October oil price rally should hoist yearly figure

September’s inflation estimate was wrong partly because analysts misjudged the impact of oil prices. The rally in crude oil didn’t start until the back-end of the month and gasoline prices actually eased over the month. October’s energy price story should be positive given this month took the brunt of the gasoline rally. This should keep the headline figure propped up above the Bank of Canada’s 2% inflation target; we forecast 2.3% YoY.   

Heavy WCS discount shouldn’t offset net positive impact


The outlook for November is clearly less inflationary, with the emerging decline in oil prices posing downside inflation risks in the near-term.

Wage growth is still poor…where’s our pick-up?

It was another sad story for wage growth in October; average hourly wages (for permanent workers) stood at 1.9% year-on-year, down from a high of 3.9% YoY in May. A slowing pace of income gains coupled with higher borrowing costs should ultimately weaken household activity - though there have been no signs of this yet.

In the BoC’s October Business Outlook Survey, firms reported that labour shortages were a major production constraint and hiring intentions remained positive. To us, this is a hopeful sign that the labour market will tighten and give an upside boost to wages in the month ahead.

Higher policy rates will contribute to fading price pressures

Higher borrowing costs will feed through the economy next year, acting as a brake on growth, which we think will result in a mild inflation slowdown – perhaps exacerbated by moves in oil prices.


Average inflation forecast for next year

Compared to the 2.3% forecast for 2018

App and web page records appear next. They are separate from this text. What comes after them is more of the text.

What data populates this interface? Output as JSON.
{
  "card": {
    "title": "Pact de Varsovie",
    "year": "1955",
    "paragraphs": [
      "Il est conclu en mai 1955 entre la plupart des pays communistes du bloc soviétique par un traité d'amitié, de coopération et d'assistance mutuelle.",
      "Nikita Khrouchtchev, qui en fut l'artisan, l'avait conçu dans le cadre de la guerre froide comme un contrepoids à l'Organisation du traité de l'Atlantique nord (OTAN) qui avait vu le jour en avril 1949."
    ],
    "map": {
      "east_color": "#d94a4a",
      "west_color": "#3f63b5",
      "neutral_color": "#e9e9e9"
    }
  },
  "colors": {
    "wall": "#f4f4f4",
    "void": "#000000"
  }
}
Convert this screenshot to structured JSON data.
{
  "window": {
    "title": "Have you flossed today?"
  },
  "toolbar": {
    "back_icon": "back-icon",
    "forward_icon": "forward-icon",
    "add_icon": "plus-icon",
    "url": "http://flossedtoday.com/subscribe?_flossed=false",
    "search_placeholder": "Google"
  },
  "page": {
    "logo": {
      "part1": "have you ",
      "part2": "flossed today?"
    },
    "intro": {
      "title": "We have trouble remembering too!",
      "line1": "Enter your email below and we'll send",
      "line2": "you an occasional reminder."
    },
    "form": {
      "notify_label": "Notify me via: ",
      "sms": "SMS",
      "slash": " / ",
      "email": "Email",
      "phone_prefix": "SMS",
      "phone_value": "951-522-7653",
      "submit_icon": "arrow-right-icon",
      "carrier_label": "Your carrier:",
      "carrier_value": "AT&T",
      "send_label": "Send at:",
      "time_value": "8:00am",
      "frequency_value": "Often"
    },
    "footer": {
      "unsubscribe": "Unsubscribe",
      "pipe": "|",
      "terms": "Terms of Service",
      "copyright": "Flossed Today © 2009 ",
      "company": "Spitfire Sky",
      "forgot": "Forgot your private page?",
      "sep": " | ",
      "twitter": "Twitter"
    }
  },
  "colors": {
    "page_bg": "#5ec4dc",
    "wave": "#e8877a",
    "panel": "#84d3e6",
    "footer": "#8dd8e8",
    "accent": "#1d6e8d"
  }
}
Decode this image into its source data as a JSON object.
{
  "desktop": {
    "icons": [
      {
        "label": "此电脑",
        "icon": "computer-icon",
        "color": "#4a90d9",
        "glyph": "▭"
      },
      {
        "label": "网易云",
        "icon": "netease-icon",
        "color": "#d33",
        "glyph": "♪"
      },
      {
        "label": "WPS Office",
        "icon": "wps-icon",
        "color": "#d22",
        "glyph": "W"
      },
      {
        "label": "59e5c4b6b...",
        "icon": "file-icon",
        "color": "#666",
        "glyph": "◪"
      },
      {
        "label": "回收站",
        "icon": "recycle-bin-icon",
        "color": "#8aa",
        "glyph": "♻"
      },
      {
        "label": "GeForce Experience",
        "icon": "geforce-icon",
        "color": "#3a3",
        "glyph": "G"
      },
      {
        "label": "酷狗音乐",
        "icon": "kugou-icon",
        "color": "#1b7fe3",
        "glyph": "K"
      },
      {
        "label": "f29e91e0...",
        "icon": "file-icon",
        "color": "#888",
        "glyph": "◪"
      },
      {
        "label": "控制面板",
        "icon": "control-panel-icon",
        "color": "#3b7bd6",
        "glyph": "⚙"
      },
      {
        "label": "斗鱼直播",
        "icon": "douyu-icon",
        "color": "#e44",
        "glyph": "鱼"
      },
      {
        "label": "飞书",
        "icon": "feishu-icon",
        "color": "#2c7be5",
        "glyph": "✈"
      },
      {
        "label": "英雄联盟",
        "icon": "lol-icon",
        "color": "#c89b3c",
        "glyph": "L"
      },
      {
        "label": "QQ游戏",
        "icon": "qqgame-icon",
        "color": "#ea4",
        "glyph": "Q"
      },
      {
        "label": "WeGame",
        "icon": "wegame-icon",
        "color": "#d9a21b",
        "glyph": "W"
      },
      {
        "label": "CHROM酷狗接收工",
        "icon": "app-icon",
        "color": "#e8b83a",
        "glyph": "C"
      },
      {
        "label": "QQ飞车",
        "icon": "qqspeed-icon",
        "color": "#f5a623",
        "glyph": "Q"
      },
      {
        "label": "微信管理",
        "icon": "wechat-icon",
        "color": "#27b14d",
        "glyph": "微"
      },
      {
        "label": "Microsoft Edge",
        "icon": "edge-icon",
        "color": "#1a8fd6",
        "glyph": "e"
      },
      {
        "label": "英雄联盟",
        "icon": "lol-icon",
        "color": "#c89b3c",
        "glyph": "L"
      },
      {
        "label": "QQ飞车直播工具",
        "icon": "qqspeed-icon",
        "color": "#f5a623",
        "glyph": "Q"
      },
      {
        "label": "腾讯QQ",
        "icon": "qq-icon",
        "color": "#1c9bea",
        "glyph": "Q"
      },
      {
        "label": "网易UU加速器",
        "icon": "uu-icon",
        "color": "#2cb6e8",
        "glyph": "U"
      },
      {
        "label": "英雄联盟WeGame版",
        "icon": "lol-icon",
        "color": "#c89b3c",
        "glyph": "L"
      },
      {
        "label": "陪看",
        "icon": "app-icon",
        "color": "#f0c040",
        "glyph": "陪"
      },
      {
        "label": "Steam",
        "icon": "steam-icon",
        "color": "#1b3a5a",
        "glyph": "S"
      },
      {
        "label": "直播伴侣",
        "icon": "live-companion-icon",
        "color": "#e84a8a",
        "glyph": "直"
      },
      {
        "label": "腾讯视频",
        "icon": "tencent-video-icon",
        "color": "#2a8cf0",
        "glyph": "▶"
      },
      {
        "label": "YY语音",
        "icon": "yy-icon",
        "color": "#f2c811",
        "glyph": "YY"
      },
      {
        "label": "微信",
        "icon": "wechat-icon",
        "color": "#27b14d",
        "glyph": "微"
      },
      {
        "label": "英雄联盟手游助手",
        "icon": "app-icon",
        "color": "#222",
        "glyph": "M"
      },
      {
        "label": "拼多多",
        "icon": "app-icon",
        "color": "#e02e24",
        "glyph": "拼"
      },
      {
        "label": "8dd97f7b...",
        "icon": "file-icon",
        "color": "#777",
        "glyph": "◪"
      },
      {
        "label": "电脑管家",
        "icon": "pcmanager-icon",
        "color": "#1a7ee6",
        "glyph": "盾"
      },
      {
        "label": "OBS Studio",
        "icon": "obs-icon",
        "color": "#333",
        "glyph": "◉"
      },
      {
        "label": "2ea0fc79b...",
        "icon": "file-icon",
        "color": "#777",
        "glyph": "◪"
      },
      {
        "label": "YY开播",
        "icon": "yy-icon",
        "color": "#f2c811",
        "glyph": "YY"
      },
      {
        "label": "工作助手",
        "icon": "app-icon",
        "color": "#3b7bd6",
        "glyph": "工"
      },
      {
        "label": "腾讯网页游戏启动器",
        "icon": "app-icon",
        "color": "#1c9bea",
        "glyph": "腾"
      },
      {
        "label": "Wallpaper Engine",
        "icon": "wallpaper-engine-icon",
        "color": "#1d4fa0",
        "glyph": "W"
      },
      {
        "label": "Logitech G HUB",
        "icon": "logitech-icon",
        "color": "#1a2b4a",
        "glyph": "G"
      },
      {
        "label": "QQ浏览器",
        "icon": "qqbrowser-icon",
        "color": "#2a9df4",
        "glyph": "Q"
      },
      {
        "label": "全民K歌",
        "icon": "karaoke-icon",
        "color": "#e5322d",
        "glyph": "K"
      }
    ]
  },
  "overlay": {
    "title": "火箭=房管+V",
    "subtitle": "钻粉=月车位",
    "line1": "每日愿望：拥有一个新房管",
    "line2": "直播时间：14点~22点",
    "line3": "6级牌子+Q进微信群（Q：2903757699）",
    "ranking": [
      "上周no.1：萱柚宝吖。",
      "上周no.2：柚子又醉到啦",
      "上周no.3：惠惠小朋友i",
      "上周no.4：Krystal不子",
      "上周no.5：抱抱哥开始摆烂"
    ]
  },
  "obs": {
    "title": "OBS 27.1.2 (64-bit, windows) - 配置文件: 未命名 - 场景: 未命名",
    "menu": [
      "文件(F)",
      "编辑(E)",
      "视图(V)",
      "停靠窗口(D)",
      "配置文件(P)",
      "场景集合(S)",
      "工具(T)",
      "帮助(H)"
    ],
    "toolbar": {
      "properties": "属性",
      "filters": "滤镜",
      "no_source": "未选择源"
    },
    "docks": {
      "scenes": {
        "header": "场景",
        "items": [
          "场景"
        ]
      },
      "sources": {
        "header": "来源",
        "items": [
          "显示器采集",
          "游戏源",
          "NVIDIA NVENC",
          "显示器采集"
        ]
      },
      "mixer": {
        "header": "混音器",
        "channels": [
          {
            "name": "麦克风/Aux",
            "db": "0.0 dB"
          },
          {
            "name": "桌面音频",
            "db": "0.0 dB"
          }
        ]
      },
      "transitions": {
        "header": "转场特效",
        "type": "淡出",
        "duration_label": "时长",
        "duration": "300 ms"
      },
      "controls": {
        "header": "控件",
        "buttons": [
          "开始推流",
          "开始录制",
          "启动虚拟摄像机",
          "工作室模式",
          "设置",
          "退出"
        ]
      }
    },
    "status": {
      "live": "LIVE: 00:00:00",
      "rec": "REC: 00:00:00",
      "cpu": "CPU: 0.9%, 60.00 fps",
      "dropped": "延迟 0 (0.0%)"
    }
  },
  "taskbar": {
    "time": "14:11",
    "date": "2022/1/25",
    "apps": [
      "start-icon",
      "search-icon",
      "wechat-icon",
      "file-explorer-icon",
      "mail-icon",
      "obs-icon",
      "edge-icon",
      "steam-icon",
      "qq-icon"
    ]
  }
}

Average inflation in 2019 is forecast at 2.1%, down from 2.3% this year. The BoC will continue to hike as long as its key rational (core inflation) is around the 2% target, and we expect two hikes in 1Q19 and 3Q19. We're not ruling out a third increase but this is subject to downside risks subsiding.